*** Listed records Section Begins ***
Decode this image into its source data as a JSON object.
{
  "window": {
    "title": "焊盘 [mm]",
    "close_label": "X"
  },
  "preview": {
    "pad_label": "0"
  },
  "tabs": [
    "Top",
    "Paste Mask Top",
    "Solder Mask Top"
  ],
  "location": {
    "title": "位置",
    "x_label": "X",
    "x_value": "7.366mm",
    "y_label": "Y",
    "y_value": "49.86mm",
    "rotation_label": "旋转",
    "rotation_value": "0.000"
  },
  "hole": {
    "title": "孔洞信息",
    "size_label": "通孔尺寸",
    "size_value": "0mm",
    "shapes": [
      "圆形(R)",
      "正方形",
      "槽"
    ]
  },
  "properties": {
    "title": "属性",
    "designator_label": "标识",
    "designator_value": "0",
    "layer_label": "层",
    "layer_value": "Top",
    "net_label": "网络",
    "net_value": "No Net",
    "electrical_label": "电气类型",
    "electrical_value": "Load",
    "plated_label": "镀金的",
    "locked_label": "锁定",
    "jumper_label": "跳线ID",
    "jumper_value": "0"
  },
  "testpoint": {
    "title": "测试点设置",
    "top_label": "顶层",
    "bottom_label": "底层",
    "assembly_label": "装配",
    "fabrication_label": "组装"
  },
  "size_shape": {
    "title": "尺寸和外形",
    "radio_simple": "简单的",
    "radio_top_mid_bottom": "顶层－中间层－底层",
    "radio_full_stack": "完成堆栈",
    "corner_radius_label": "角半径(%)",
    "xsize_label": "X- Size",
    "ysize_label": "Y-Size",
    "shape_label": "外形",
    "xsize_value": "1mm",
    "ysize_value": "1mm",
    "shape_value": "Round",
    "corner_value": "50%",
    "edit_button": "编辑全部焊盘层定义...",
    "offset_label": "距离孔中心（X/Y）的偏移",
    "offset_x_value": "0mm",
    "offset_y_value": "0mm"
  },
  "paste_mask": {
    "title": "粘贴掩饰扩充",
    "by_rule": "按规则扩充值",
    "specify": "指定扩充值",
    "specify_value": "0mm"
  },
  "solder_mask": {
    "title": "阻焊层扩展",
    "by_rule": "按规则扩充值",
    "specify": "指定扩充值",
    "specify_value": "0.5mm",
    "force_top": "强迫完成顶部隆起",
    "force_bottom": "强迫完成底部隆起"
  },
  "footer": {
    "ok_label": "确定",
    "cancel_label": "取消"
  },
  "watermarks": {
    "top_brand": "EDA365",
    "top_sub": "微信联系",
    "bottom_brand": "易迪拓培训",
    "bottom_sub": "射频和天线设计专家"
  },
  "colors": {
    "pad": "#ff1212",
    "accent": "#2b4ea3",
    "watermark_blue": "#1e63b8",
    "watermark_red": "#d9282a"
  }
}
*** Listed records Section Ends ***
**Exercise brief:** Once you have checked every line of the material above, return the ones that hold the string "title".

**Response box:**
    "title": "焊盘 [mm]",
    "title": "位置",
    "title": "孔洞信息",
    "title": "属性",
    "title": "测试点设置",
    "title": "尺寸和外形",
    "title": "粘贴掩饰扩充",
    "title": "阻焊层扩展",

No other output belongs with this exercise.